JERUSALEM — Israel and Syria, long bitter foes, are engaged in Russian-mediated talks for a prisoner exchange after an Israeli woman recently crossed the frontier and was detained by the Syrian authorities, Syrian state media and Israeli officials said on Wednesday.
The unusual episode had been kept under wraps, even as Prime Minister Benjamin Netanyahu called an emergency meeting of his cabinet on Tuesday evening to discuss what was described as a sensitive humanitarian issue related to Syria.

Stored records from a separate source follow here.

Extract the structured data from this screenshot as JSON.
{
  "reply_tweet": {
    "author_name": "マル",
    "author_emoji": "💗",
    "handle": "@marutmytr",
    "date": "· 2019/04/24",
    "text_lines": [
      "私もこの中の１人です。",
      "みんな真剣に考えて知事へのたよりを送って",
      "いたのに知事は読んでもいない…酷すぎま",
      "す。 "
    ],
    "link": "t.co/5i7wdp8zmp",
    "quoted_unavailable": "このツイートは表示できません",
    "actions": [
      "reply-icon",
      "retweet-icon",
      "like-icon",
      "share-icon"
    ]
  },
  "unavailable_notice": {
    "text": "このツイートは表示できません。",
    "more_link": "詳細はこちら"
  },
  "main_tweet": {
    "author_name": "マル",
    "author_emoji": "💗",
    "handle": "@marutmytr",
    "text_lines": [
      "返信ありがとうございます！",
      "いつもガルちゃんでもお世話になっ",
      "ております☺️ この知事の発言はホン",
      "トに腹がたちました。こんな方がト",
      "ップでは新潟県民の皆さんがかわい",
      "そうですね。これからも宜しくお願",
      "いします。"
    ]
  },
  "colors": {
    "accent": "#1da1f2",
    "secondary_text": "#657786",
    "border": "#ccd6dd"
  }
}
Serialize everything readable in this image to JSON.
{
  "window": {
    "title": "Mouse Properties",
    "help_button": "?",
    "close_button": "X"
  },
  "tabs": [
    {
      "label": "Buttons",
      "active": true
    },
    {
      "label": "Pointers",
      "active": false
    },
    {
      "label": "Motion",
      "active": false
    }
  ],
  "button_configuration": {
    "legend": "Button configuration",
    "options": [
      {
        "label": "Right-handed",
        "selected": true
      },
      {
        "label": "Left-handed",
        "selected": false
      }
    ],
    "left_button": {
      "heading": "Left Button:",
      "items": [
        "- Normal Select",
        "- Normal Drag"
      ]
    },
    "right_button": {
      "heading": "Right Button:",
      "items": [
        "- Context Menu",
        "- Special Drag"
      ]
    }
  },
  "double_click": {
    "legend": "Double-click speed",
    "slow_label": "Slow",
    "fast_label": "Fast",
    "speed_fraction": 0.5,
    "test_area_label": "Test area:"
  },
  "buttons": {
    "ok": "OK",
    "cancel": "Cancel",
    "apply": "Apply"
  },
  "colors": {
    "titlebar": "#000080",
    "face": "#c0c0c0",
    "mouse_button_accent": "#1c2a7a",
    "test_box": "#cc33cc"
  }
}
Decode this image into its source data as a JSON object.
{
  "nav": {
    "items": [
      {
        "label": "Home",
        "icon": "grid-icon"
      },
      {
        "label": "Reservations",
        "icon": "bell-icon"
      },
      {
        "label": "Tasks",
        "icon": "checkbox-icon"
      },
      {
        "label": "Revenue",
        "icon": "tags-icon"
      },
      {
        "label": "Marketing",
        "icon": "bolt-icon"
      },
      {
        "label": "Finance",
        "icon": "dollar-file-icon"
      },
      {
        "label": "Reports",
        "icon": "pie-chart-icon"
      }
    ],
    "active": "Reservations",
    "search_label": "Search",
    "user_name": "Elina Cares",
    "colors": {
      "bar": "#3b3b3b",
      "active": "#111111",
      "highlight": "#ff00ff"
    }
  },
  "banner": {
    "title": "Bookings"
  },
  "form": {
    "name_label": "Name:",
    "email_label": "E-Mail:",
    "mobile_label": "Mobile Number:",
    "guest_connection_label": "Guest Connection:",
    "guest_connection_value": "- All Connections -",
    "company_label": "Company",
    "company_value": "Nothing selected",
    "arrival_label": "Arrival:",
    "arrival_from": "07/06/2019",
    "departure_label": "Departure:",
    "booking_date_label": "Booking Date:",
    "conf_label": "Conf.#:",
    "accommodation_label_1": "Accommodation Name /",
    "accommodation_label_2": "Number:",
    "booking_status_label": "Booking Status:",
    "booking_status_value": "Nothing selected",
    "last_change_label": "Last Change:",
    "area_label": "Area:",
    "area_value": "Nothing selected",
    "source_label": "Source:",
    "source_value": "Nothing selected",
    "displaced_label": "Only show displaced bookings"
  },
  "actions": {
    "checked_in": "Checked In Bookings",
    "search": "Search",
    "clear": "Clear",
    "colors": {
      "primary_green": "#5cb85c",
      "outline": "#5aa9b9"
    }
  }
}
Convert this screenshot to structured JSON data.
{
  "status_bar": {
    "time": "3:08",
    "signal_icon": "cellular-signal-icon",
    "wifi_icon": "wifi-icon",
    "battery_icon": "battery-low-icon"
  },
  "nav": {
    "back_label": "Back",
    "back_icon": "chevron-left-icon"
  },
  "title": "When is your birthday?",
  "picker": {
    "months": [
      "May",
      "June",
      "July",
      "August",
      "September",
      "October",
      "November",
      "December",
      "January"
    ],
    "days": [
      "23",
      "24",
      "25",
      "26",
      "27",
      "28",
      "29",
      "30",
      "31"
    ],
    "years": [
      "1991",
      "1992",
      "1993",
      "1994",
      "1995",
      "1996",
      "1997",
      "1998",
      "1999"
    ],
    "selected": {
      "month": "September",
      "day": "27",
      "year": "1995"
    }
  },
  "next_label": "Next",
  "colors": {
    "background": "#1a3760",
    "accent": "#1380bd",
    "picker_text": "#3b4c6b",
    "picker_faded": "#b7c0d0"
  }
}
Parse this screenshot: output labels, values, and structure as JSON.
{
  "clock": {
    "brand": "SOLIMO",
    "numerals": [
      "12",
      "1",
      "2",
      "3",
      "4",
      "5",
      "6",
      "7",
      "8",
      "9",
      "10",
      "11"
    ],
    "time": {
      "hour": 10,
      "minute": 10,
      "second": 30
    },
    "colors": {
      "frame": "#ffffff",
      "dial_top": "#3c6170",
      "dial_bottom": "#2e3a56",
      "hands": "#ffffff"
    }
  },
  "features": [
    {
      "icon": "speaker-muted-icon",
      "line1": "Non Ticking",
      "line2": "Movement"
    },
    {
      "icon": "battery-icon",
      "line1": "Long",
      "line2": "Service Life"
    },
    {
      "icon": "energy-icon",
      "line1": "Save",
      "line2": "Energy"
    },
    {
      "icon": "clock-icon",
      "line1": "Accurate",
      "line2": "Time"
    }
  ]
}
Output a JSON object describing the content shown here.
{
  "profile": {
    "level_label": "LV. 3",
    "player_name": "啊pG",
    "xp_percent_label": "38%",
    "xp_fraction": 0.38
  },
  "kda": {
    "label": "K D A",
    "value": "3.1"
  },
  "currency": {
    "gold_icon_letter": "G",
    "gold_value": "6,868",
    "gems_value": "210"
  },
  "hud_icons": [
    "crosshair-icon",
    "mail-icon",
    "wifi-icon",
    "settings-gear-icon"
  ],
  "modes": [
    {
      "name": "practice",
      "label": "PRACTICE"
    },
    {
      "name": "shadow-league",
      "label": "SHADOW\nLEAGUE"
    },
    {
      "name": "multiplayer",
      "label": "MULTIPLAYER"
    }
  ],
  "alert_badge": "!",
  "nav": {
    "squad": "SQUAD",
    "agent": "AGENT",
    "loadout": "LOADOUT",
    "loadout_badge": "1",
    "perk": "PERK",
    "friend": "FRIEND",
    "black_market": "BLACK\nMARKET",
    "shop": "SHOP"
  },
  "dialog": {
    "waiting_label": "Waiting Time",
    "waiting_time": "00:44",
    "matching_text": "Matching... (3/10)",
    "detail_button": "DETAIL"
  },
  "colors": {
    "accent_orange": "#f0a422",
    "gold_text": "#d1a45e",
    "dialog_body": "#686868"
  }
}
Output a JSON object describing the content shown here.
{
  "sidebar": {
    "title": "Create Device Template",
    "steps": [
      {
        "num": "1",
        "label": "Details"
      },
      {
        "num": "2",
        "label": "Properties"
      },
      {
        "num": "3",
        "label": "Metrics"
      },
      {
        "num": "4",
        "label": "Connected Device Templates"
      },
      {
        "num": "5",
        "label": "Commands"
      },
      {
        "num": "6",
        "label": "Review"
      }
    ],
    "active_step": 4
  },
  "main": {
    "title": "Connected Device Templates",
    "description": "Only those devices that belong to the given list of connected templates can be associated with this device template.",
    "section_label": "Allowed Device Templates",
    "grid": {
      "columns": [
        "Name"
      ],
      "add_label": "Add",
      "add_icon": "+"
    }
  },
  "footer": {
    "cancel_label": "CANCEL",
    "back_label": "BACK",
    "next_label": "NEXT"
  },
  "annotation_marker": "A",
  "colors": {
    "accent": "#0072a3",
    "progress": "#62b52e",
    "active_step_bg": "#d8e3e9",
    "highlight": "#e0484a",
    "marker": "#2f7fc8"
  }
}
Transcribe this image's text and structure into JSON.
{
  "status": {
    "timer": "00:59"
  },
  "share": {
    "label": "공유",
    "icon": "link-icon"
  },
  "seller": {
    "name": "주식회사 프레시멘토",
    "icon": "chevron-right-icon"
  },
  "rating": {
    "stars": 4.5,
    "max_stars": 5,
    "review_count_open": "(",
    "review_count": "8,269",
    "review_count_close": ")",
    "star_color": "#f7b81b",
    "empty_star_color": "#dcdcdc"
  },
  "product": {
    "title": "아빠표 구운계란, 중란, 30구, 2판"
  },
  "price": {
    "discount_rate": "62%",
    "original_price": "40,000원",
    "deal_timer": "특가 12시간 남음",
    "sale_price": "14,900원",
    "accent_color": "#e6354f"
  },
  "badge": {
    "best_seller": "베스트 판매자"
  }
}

The drama has since begun to unfold amid snippets of information and rumors. On Wednesday, SANA, the Syrian news agency, reported that Syria was working to liberate two of its citizens from Israeli detention, through Russian mediation, in exchange for the Israeli woman, who it said had entered Syrian territory in the Golan Heights region “by mistake.” The specifics of the woman’s identity were unclear.
Few details have been released, but Mr. Netanyahu, when asked about the episode in an interview with Israel’s Army Radio later Wednesday, said, “We are working to save a life.”
He said he would not comment on the news reports, but added, referencing Russia’s leader, “I can only tell you that I am using my personal connections with President Putin in order to solve this problem, and that we are in the midst of sensitive contacts, which cannot be discussed.”
The frontier between the Israeli-controlled portion of the Golan Heights and Syria has been tense in recent years and is heavily patrolled and guarded by Israeli forces. Israel captured the Golan Heights from Syria in the 1967 war and later effectively annexed the territory. While it would be difficult to slip over the frontier or cross it by accident, some parts are separated by a less forbidding fence than others.
The Syrian report named two detainees whose freedom Syria sought, Diab Qahmuz and Nihal Al-Maqt, and identified them as residents of the Israeli-occupied Syrian Golan Heights. About 20,000 Syrian Druze Arabs live in villages in the Israeli-held territory. Many still identify as Syrians and have refused to take Israeli citizenship.
According to Israeli media reports, Mr. Qahmuz is from Ghajar, a contested village at a volatile juncture of Israel, Lebanon and Syria. He was convicted in 2018 and received a 14-year sentence for smuggling explosives into Israel from Lebanon on behalf of Hezbollah and for scouting out possible sites for a bomb attack.
Ms. Maqt, a resident of the Israeli-held Golan Heights, was convicted on charges of incitement, according to media reports, and was released from house arrest on Wednesday.
Mr. Netanyahu and Benny Gantz, Israel’s defense minister, have been in contact with Russian officials in recent days. Mr. Netanyahu’s national security adviser and his chief negotiator for the return of Israelis in enemy hands were reported to have traveled to Moscow for talks.
Russia has served in the past as a go-between for Israel and the Syrian government. In a good-will gesture in 2016, President Vladimir V. Putin agreed to return to Israel a tank that was seized during a disastrous 1982 battle with Syrian forces in southern Lebanon, an episode that left three Israeli soldiers missing in action and haunted Israel for decades.
In 2019, Moscow mediated the return of the remains of Sgt. First Class Zachary Baumel, an Israeli tank driver who was killed in that battle.